§ Exercise details
From the first line to the last, return the data exactly as written.

§ Data section
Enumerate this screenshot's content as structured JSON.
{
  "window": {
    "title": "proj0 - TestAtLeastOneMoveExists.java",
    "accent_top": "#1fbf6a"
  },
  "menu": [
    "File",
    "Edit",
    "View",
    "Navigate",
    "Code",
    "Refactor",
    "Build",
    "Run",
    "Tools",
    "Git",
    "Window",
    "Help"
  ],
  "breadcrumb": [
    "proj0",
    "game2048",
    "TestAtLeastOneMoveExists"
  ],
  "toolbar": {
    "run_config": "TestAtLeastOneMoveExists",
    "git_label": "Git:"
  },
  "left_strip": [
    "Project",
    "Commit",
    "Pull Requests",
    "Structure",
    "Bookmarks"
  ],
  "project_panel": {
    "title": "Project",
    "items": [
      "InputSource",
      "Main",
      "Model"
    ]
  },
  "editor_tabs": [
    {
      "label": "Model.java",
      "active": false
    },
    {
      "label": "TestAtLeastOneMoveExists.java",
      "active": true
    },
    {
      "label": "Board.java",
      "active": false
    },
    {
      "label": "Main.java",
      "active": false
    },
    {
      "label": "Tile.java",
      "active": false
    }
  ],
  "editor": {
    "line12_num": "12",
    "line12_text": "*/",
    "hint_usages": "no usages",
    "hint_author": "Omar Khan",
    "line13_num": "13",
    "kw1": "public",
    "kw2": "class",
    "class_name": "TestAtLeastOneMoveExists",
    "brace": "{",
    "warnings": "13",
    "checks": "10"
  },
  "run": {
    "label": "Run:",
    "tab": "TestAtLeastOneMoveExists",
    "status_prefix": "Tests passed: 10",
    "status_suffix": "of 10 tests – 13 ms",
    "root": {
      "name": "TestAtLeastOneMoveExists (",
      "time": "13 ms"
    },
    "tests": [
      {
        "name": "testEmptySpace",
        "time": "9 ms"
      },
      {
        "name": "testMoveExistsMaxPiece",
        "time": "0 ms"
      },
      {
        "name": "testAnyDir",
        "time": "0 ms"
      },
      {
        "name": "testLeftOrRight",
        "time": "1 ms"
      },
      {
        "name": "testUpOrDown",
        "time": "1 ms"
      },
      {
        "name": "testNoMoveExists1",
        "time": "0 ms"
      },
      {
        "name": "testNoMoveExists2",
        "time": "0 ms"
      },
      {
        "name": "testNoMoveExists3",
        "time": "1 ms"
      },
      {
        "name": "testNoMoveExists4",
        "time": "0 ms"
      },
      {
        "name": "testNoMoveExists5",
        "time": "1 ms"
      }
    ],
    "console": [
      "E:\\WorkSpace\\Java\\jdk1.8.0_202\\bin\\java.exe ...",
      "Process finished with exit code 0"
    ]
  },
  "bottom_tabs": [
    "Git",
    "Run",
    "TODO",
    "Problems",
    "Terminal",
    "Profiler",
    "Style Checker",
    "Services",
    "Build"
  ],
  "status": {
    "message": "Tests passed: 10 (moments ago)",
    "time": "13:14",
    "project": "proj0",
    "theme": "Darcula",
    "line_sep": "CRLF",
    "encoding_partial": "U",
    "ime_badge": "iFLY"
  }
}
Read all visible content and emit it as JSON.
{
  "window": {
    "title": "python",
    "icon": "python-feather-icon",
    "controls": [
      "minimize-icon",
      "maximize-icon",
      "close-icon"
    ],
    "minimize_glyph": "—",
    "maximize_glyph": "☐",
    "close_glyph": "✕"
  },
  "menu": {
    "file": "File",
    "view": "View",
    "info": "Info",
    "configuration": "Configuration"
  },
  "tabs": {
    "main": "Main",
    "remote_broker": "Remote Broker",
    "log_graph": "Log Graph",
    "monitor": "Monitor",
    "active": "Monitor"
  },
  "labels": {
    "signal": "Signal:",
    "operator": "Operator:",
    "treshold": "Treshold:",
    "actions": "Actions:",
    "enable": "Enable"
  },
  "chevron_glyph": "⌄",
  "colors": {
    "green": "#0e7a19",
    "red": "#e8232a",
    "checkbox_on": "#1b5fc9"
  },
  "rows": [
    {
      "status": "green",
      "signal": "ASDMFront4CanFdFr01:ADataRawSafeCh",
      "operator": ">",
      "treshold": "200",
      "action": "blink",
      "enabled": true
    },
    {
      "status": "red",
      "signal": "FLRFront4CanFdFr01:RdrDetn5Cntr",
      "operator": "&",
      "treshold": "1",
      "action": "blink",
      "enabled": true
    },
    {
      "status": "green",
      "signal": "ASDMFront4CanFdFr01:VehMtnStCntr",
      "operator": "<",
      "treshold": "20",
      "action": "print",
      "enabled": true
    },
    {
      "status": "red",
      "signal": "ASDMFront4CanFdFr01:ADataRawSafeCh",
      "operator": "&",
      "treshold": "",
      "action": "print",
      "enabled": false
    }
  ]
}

§ Written response
Enumerate this screenshot's content as structured JSON.
{
  "window": {
    "title": "proj0 - TestAtLeastOneMoveExists.java",
    "accent_top": "#1fbf6a"
  },
  "menu": [
    "File",
    "Edit",
    "View",
    "Navigate",
    "Code",
    "Refactor",
    "Build",
    "Run",
    "Tools",
    "Git",
    "Window",
    "Help"
  ],
  "breadcrumb": [
    "proj0",
    "game2048",
    "TestAtLeastOneMoveExists"
  ],
  "toolbar": {
    "run_config": "TestAtLeastOneMoveExists",
    "git_label": "Git:"
  },
  "left_strip": [
    "Project",
    "Commit",
    "Pull Requests",
    "Structure",
    "Bookmarks"
  ],
  "project_panel": {
    "title": "Project",
    "items": [
      "InputSource",
      "Main",
      "Model"
    ]
  },
  "editor_tabs": [
    {
      "label": "Model.java",
      "active": false
    },
    {
      "label": "TestAtLeastOneMoveExists.java",
      "active": true
    },
    {
      "label": "Board.java",
      "active": false
    },
    {
      "label": "Main.java",
      "active": false
    },
    {
      "label": "Tile.java",
      "active": false
    }
  ],
  "editor": {
    "line12_num": "12",
    "line12_text": "*/",
    "hint_usages": "no usages",
    "hint_author": "Omar Khan",
    "line13_num": "13",
    "kw1": "public",
    "kw2": "class",
    "class_name": "TestAtLeastOneMoveExists",
    "brace": "{",
    "warnings": "13",
    "checks": "10"
  },
  "run": {
    "label": "Run:",
    "tab": "TestAtLeastOneMoveExists",
    "status_prefix": "Tests passed: 10",
    "status_suffix": "of 10 tests – 13 ms",
    "root": {
      "name": "TestAtLeastOneMoveExists (",
      "time": "13 ms"
    },
    "tests": [
      {
        "name": "testEmptySpace",
        "time": "9 ms"
      },
      {
        "name": "testMoveExistsMaxPiece",
        "time": "0 ms"
      },
      {
        "name": "testAnyDir",
        "time": "0 ms"
      },
      {
        "name": "testLeftOrRight",
        "time": "1 ms"
      },
      {
        "name": "testUpOrDown",
        "time": "1 ms"
      },
      {
        "name": "testNoMoveExists1",
        "time": "0 ms"
      },
      {
        "name": "testNoMoveExists2",
        "time": "0 ms"
      },
      {
        "name": "testNoMoveExists3",
        "time": "1 ms"
      },
      {
        "name": "testNoMoveExists4",
        "time": "0 ms"
      },
      {
        "name": "testNoMoveExists5",
        "time": "1 ms"
      }
    ],
    "console": [
      "E:\\WorkSpace\\Java\\jdk1.8.0_202\\bin\\java.exe ...",
      "Process finished with exit code 0"
    ]
  },
  "bottom_tabs": [
    "Git",
    "Run",
    "TODO",
    "Problems",
    "Terminal",
    "Profiler",
    "Style Checker",
    "Services",
    "Build"
  ],
  "status": {
    "message": "Tests passed: 10 (moments ago)",
    "time": "13:14",
    "project": "proj0",
    "theme": "Darcula",
    "line_sep": "CRLF",
    "encoding_partial": "U",
    "ime_badge": "iFLY"
  }
}
Read all visible content and emit it as JSON.
{
  "window": {
    "title": "python",
    "icon": "python-feather-icon",
    "controls": [
      "minimize-icon",
      "maximize-icon",
      "close-icon"
    ],
    "minimize_glyph": "—",
    "maximize_glyph": "☐",
    "close_glyph": "✕"
  },
  "menu": {
    "file": "File",
    "view": "View",
    "info": "Info",
    "configuration": "Configuration"
  },
  "tabs": {
    "main": "Main",
    "remote_broker": "Remote Broker",
    "log_graph": "Log Graph",
    "monitor": "Monitor",
    "active": "Monitor"
  },
  "labels": {
    "signal": "Signal:",
    "operator": "Operator:",
    "treshold": "Treshold:",
    "actions": "Actions:",
    "enable": "Enable"
  },
  "chevron_glyph": "⌄",
  "colors": {
    "green": "#0e7a19",
    "red": "#e8232a",
    "checkbox_on": "#1b5fc9"
  },
  "rows": [
    {
      "status": "green",
      "signal": "ASDMFront4CanFdFr01:ADataRawSafeCh",
      "operator": ">",
      "treshold": "200",
      "action": "blink",
      "enabled": true
    },
    {
      "status": "red",
      "signal": "FLRFront4CanFdFr01:RdrDetn5Cntr",
      "operator": "&",
      "treshold": "1",
      "action": "blink",
      "enabled": true
    },
    {
      "status": "green",
      "signal": "ASDMFront4CanFdFr01:VehMtnStCntr",
      "operator": "<",
      "treshold": "20",
      "action": "print",
      "enabled": true
    },
    {
      "status": "red",
      "signal": "ASDMFront4CanFdFr01:ADataRawSafeCh",
      "operator": "&",
      "treshold": "",
      "action": "print",
      "enabled": false
    }
  ]
}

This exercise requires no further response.